I beheld the gentle Mary, hunting with her hawk and hound;
And her lighted bridal-chamber, where a duke slept with the queen,
And the armed guard around them, and the sword unsheathed between.
I beheld the Flemish weavers, with Na
mur and Juliers bold, Marching homeward from the bloody
battle of the Spurs of Gold;
Saw the fight at Minnewater, saw the White Hoods moving west,
Saw great Artevelde victorious scale the Golden Dragon's nest.
And again the whiskered Spaniard all the land with terror smote;
And again the wild alarum sounded from the tocsin's throat;
Till the bell of Ghent responded o'er lagoon and dike»of sand,
"I am Roland! I am Roland ! there is victory in the land!"
Then the sound of drums aroused me.
The awakened city's roar Chased the phantoms I had summoned
back into their graves once more.
Hours had passed away like minutes;
and, before I was aware, Lo! the shadow of the belfry crossed
the sun-illumined square.
A GLEAM OF SUNSHINE.
This is the place.
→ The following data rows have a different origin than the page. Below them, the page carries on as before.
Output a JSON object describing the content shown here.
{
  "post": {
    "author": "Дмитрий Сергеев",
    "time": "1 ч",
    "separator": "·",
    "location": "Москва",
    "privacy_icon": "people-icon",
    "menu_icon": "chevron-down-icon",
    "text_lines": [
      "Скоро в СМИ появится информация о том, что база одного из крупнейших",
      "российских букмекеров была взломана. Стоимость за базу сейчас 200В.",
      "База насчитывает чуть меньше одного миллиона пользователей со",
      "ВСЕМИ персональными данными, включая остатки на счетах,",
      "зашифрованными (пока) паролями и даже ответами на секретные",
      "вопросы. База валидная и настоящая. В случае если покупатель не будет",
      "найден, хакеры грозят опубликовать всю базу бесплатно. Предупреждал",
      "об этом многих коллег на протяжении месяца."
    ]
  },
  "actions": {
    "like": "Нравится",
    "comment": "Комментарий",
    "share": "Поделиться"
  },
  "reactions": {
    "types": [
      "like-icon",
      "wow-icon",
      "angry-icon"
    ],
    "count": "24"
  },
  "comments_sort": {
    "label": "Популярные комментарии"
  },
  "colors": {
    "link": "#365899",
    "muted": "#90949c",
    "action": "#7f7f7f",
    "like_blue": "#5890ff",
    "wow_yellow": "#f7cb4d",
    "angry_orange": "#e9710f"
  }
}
Stand still, my steed,
Let me review the scene,
The forms that once have heen.
The Past and Present here unite
Like footprints hidden by a brook,
Here runs the highway to the town;
There the green lane descends, Through which I walked to church with thee,
O gentlest of my friends!
The shadow of the linden-trees
Lay moving on the grass; Between them and the moving boughs,
A shadow, thou didst pass.
Thy dress was like the lilies,
One of God's holy messengers
I saw the branches of the trees
The clover-blossoms in the grass
"Sleep, sleep to-dfty, tormenting cares,
Of earth and folly born!" Solemnly sang the village choir
On that sweet Sabbath morn.
Through the closed blinds the golden sun
Poured in a dusty beam, Like the celestial ladder seen
By Jacob in his dream.
And ever and anon, the wind,
That on the window lay.
Long was the good man's sermon,
Yet it seemed not so to me;
And still I thought of thee.
Long was the prayer he uttered,
For in my heart I prayed with him,
But now, alas ! the place seems changed;
Thou art no longer here:
With thee did disappear.
Though thoughts, deep-rooted in my heart,
Like pine-trees dark and high, Subdue the light of noon, and breathe A low and ceaseless sigh;
This memory brightens o'er the past,
As when the sun, concealed Behind some cloud that near us hangs,
Shines on a distant field.
THE ARSENAL AT SPRINGFIELD.
This is the Arsenal. From floor to ceiling.
Like a huge organ, rise the burnished arms;
But from their silent pipes no anthem pealing
Startles the villages with strange alarms.
Ah ! what a sound will rise, how wild and dreary, When the death-angel touches those swift keys! What loud lament and dismal Miserere Will mingle with their awful symphonies!
I hear even now the infinite fierce chorus,
The cries of agony, the endless groan, Which, through the ages that have gone before us, In long reverberations reach our own.
On helm and harness rings the Saxon hammer,
Through Cimbrie forest roars the Norseman's song,